The EAP and SCE licensing programs can be excellent choices provided you are comfortable committing your entire production environment to Software Assurance (SA is required for participation in the program on SQL and the Core Infrastructure Suite). Everything has SA, everything has license mobility, everything is licensed for whatever versions you are running. Sounds great, but it might be time to worry.
Pull a Licensing Statement and you might see rogue purchases of SQL server or Windows Server without Software Assurance. Although seemingly subtle, you are perfectly entitled to question the situation and wonder how this could occur—especially because you are now out of compliance with the program. Why be concerned? First, this happens frequently; second most people don’t realize it happens frequently, and third, it represents a costly compliance risk.
In most cases, organizations fall out of compliance because of this scenario:
You are doing a services engagement with a 3rd party.
The provider uses the Open License program to acquire Windows or SQL servers on your behalf as part of the project. (The Open License program makes it easy to buy the licenses on your behalf and embed that in the total cost of the service.)
The license purchase was not itemized on the services invoice.
The licenses are acquired, work is finished, and you never knew that licenses were bought on your behalf.
So What’s the Big Deal?
Windows and SQL servers licenses are rarely bought with Software Assurance. As a result, those purchases fail to meet the “all production environments must have SA” requirements of the EAP or SCE. And there is a clear compliance problem that is arguably no one’s fault because everyone was just trying to complete the work on time. Sadly as the saying goes, “no good deed goes unpunished.” The good news (if we dare use the phrase “good news” in the context of a compliance problem) is that the quantities are usually very small. Nevertheless, SQL issues are not cheap and the fix can quickly become an unplanned expense and a very unpleasant experience.
Best Advice: Avoid Completely
Let’s be honest: the situation explained here is rarely full of malicious intent. It can be viewed as some careless documentation and detail oversight. However, the consequences are very real, with very real cost implications. Here are some tips to guard against it ever happening in the first place:
Make sure your people know that if you’re doing any services work to ask the provider to itemize any software purchase requirements. Remember that their business is services and getting things done right and on time. Licensing is not their forte, so they may not be aware how important it is to itemize a software purchase on an invoice (aka they don’t do it). In their world: Job gets done, job costs X, invoice = X.
You should ask about specific purchases and then double-check the invoice and ask again. This will help ensure that purchases go through the proper channels.
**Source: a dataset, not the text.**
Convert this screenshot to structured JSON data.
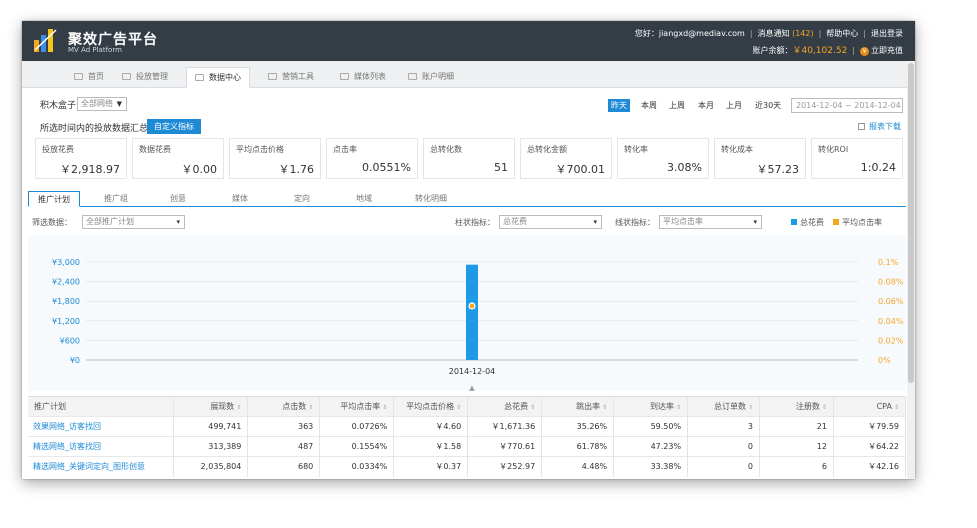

Have your reseller pull a Microsoft License Statement at least once a year and review it together for accuracy. Simply send your reseller a one-line email stating “I give reseller X permission to pull my Microsoft license history,” and that’s all it takes to get the report.
My Professional Advice?
These types of rogue purchases are very difficult to spot in all the data, but trained eyes can identify them quickly and bring them to your attention. In some cases, if you catch them early enough you can return the licenses and put replacement purchases through the proper channels. Think of it as early detection, and you’ll likely avoid a lot of headaches and hassles.
Not sure what your Microsoft history is like? You can always ask your Account Manager to pull it up. It’s as easy as sending an email to give your permission.